My students assume that when well-respected writers sit down to write their books, they know pretty much what is going to happen because they’ve outlined most of the plot, and this is why their books turn out so beautifully and why their lives are so easy and joyful, their self-esteem so great, their childlike senses of trust and wonder so intact. Well, I do not know anyone fitting this description at all. Everyone I know flails around, kvetching and growing despondent, on the way to finding a plot and structure that work.
Anne Lamott, quoted in The Beautiful Cure: The Revolution in Immunology and What It Means for Your Health by Daniel M. Davis.
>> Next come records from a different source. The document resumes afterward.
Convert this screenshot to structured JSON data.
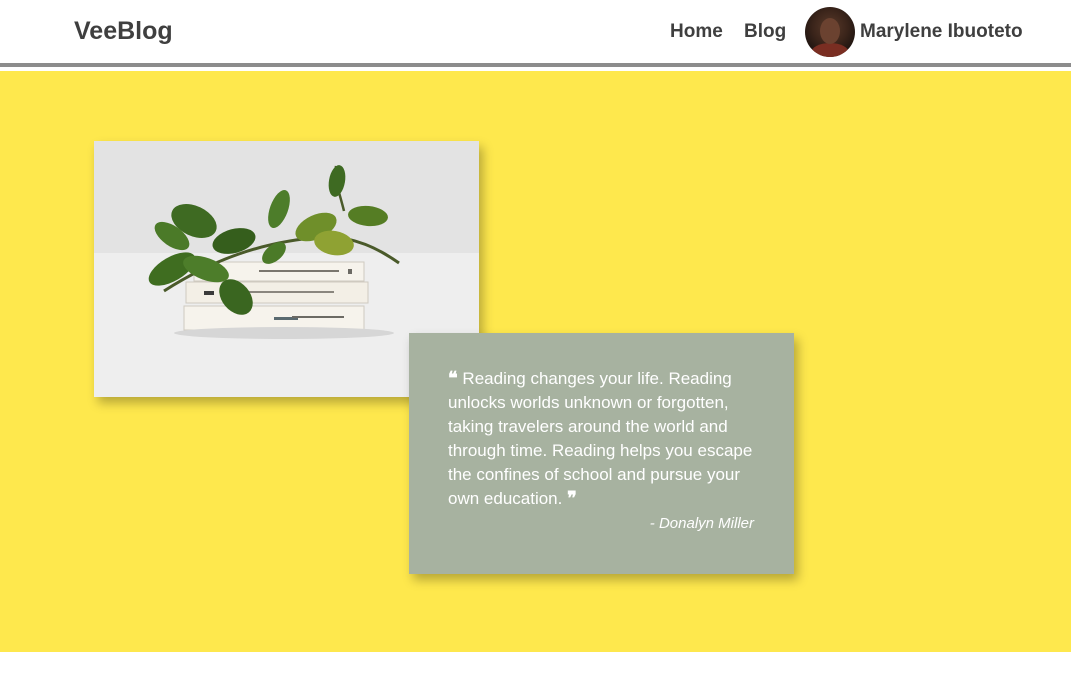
{
  "nav": {
    "brand": "VeeBlog",
    "links": [
      "Home",
      "Blog"
    ],
    "user_name": "Marylene Ibuoteto"
  },
  "hero": {
    "background_color": "#fee84d",
    "quote": {
      "open_mark": "❝",
      "text": "Reading changes your life. Reading unlocks worlds unknown or forgotten, taking travelers around the world and through time. Reading helps you escape the confines of school and pursue your own education.",
      "close_mark": "❞",
      "author": "- Donalyn Miller",
      "card_color": "#a7b2a0"
    }
  }
}
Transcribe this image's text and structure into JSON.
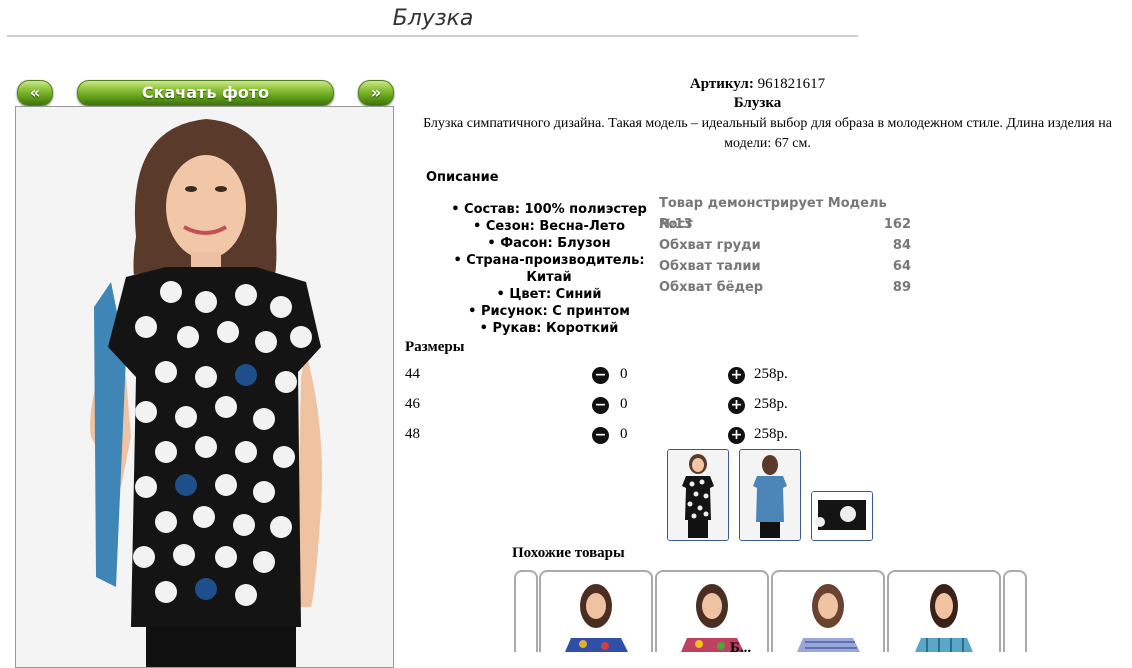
{
  "page": {
    "title": "Блузка"
  },
  "buttons": {
    "prev": "«",
    "download": "Скачать фото",
    "next": "»"
  },
  "product": {
    "article_label": "Артикул:",
    "article_value": "961821617",
    "name": "Блузка",
    "description": "Блузка симпатичного дизайна. Такая модель – идеальный выбор для образа в молодежном стиле. Длина изделия на модели: 67 см."
  },
  "description_section": {
    "heading": "Описание",
    "items": [
      "Состав: 100% полиэстер",
      "Сезон: Весна-Лето",
      "Фасон: Блузон",
      "Страна-производитель: Китай",
      "Цвет: Синий",
      "Рисунок: С принтом",
      "Рукав: Короткий"
    ]
  },
  "model_table": {
    "heading": "Товар демонстрирует Модель №13",
    "rows": [
      {
        "label": "Рост",
        "value": "162"
      },
      {
        "label": "Обхват груди",
        "value": "84"
      },
      {
        "label": "Обхват талии",
        "value": "64"
      },
      {
        "label": "Обхват бёдер",
        "value": "89"
      }
    ]
  },
  "sizes": {
    "heading": "Размеры",
    "rows": [
      {
        "size": "44",
        "qty": "0",
        "price": "258р."
      },
      {
        "size": "46",
        "qty": "0",
        "price": "258р."
      },
      {
        "size": "48",
        "qty": "0",
        "price": "258р."
      }
    ],
    "minus_icon": "−",
    "plus_icon": "+"
  },
  "similar": {
    "heading": "Похожие товары",
    "bottom_text": "Б..."
  },
  "colors": {
    "button_green": "#5e9a17",
    "thumb_border": "#3a5a8a",
    "blouse_dark": "#141414",
    "dot_blue": "#1f4f8a",
    "back_blue": "#4c86b8"
  }
}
The passage is originally from Bird by Bird: Some Instructions on Writing and Life.
Even so, I find it nearly impossible to imagine writers such as Arthur Conan Doyle, Balzac, Derek Raymond, Ken Bruen, Harlan Ellison, and some others ever flailing.